This location represents the symbolic purpose of the LXR brand, created by Hilton to provide another facet of luxury hospitality. It targets independent and discerning travellers who look for meaningful experiences and connections in the destinations they visit.
Rather than the opulent trappings of luxury, LXR aims to share local stories and visions with guests who want to discover more beyond the beauty and glamour of destinations.
“With LXR, we are catering to the needs of guests who want to immerse themselves in local cultures. And there is no better place than Asia Pacific to launch a collection of independent hotels with unique identities. When you consider destinations such as Kyoto, which is so rich in culture and tradition, a Conrad or a Waldorf brand would not have worked, but it is a perfect fit for LXR’s positioning on unique experiences that represent the local traditions of its location,” said Nils-Arne Schroeder, Vice President, Luxury & Lifestyle, Asia Pacific, Hilton.
The addition of the LXR brand into Hilton’s luxury portfolio has stirred up the pot and introduced a distinctive flavour into the mix. Schroeder shared that Waldorf Astoria is predominantly about unforgettable stays in iconic hotels with unparalleled service and culinary highlights; while Conrad offers art and technology for modern travellers. Therefore, Hilton guests who are looking for novel experiences will want to be in a LXR property that benefits from the quality assurance of the brand, yet provides the unique and customised characteristics of an independent hotel.

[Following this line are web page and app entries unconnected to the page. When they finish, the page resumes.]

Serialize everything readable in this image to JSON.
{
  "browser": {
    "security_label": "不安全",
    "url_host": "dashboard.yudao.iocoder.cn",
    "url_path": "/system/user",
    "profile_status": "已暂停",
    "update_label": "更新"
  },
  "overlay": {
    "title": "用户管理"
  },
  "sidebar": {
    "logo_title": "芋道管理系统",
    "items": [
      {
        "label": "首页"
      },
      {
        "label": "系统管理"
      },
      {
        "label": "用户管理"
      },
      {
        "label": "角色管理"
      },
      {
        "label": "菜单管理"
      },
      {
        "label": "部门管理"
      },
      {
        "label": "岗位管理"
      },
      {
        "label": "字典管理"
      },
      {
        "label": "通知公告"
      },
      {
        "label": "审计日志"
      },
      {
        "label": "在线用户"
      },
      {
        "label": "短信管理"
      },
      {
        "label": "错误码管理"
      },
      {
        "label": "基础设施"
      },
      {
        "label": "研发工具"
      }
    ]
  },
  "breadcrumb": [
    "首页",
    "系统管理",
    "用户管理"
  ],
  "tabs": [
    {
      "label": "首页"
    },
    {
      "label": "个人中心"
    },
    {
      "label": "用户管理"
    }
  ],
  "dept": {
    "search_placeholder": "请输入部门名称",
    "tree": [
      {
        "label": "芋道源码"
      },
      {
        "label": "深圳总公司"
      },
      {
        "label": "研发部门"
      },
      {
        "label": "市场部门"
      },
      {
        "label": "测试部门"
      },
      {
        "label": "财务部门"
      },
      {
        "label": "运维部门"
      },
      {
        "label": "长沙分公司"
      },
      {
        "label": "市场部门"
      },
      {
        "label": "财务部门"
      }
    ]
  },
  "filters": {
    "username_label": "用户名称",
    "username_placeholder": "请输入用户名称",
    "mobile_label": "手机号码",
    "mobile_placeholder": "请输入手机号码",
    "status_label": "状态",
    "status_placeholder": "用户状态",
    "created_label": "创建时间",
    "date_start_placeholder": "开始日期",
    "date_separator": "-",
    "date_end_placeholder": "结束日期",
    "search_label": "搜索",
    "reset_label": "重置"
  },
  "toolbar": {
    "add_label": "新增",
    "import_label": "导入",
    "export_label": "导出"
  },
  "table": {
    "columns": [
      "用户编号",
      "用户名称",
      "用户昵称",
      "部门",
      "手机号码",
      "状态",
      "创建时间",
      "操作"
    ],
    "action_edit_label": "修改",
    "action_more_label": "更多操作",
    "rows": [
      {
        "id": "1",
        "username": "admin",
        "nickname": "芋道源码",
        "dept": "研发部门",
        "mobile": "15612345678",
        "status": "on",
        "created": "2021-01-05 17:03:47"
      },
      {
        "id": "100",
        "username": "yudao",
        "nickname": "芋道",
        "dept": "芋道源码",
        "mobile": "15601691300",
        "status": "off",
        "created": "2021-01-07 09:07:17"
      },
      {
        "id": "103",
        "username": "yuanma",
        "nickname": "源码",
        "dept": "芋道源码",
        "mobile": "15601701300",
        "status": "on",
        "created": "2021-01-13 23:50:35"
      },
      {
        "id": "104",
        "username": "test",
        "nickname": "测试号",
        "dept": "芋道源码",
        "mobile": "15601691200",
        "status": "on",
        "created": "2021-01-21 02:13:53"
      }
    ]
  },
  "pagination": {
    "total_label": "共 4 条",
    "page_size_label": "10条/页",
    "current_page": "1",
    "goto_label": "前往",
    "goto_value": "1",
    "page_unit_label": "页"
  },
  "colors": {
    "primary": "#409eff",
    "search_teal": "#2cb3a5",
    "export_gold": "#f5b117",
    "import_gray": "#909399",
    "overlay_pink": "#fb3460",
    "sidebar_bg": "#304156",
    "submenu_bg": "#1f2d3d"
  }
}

The King Deluxe room overlooks expansive views of the Takagamine mountains in northern Kyoto.
From post-pandemic to the golden era of travel
“The purpose of travel is something that is being questioned by many travellers, especially the younger generations. Even before the pandemic changed the way people view travel, Hilton has already been focusing on travel with a purpose for over a decade. We have committed to doubling our investment in social impact and cutting our environmental impact by half by 2030. That was a commitment we made three years ago, and we are guided by our founding purpose of building a better place to travel,” said Schroeder.
With sustainability and community engagement gaining even more importance with travellers, Hilton’s eco-agenda is sharpened further by the LXR brand, which will see further expansion in Asia Pacific’s culture-rich destinations. Similarly, the Waldorf Astoria and Conrad brands are making strong inroads into the region.
“For the LXR brand, we want to look for unique locations with the right partnerships and we have discussions underway for the next LXR hotel, which we will announce in due time. Ultimately, Asia Pacific is really the home ground of luxury, and I feel there's at least 10 destinations where I could see a LXR brand being launched,” shared Schroeder.
With the reopening of borders, guests will return and they will be looking for luxury experiences that are purposeful and have an impact on the environment. “Our CEO called it the golden era of travel, and it is very apt. We could not see it six months ago, but we can now see that people have a strong desire to travel. And they will want to make the right choices to pamper themselves meaningfully,” he added.